At this facility on 20 December 1951 electricity was first generated from the heat produced by a sustained nuclear reaction providing steam to a turbine generator. This event inaugurated the nuclear power industry in the United States. On 4 June 1953 EBR-I provided the first proof of "breeding" capability, producing one atom of nuclear fuel for each atom burned, and later produced electricity using a plutonium core reactor.
A transportation tunnel under the Hudson River connecting Manhattan and New Jersey was first considered in the 1860s, fueled by New York City's rapidly growing congestion and the inadequacy of existing ferry service to population centers across the river. DeWitt Clinton Haskin, an engineer formerly with the Union Pacific Railroad, started the project in 1874 and subsequently endured an extended lawsuit, several failures of the tunnel wall, and an exhaustion of funds before quitting in 1887 with only 1,600 feet completed.
ShippingportState: PAZip: 15050Country: USAWebsite: http://www.asme.org/about-asme/history/landmarks/topics-a-l/electric-power-production-nuclear/-47-shippingport-nuclear-power-station-%281958%29, https://www.asme.org/getmedia/c64a220f-030c-4384-8336-7d9857248322/47-Shippingport-Nuclear-Power-Station.aspxCreator: Duquesne Light Company

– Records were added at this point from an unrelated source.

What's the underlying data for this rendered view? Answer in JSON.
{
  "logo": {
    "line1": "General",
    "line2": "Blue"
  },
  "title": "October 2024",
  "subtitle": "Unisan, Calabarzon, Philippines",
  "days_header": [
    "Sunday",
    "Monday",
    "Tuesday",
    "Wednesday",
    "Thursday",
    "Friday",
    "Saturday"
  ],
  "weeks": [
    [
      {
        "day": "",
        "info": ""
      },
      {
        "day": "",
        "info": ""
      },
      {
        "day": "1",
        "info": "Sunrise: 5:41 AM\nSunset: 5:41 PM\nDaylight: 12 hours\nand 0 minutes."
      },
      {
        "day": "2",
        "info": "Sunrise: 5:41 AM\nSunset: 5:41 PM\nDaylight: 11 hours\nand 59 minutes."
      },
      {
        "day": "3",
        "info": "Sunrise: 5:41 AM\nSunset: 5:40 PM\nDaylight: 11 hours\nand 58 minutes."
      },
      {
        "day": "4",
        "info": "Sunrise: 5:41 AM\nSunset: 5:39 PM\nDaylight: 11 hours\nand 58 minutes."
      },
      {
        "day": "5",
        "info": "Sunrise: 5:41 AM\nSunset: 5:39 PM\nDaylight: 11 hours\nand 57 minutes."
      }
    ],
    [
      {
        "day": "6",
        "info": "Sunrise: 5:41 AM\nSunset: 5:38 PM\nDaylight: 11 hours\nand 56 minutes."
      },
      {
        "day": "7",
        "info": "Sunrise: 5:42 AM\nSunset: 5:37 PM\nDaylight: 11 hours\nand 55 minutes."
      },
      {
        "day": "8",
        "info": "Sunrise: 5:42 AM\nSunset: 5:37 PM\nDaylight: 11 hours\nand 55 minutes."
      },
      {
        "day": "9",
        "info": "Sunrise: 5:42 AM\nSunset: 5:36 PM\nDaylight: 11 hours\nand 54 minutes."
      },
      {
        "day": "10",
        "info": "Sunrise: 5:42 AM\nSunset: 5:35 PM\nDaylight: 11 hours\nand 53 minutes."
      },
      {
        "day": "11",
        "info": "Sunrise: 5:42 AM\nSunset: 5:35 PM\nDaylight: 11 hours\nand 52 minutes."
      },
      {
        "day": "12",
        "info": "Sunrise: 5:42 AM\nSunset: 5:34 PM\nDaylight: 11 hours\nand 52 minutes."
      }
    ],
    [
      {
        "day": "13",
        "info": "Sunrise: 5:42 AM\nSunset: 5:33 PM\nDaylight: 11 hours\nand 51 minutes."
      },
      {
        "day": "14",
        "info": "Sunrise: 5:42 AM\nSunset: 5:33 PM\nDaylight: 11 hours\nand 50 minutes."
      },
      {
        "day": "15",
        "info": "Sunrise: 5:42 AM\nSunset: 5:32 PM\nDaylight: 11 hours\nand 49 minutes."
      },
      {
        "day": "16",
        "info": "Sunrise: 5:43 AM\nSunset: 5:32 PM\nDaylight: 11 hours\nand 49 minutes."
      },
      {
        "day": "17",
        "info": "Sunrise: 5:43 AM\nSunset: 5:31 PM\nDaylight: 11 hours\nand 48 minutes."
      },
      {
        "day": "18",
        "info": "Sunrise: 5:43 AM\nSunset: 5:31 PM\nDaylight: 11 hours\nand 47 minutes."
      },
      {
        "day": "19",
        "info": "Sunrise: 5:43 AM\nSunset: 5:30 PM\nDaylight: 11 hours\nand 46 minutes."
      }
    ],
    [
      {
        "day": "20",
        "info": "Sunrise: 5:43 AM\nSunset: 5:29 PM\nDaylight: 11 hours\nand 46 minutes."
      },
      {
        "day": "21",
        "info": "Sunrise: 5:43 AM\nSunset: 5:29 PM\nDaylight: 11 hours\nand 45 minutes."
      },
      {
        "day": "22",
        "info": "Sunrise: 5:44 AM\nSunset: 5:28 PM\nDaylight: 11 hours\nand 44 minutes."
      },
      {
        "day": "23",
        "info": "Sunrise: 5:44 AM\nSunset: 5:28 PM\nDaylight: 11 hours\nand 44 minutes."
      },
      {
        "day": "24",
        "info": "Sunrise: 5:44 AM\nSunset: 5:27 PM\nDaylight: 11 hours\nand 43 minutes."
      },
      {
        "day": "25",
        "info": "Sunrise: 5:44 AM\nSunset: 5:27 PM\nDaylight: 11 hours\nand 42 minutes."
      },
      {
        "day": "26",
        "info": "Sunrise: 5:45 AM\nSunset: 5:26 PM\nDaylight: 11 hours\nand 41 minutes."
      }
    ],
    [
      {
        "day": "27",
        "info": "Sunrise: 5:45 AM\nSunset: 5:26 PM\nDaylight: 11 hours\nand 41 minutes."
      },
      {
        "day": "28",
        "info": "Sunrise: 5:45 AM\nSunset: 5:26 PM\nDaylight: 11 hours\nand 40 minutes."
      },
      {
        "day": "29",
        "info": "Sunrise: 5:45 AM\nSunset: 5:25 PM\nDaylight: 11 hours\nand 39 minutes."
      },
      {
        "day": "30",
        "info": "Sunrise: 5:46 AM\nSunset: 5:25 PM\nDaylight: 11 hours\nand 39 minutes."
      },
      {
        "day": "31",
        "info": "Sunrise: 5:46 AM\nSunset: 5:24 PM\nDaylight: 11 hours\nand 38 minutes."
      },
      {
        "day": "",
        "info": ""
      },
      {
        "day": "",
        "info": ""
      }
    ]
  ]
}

The first commercial central electric-generating station in the United States to use nuclear energy was the Shippingport Atomic Power Station of the Department of Energy and the Duquesne Light Company. In a dramatic high-tech display, ground was broken in 1954 during dedication ceremonies by President Dwight D. Eisenhower, who also opened it on May 26, 1958, as part of his "Atoms for Peace" program. Shippingport is located on the Ohio River about 25 miles from Pittsburgh.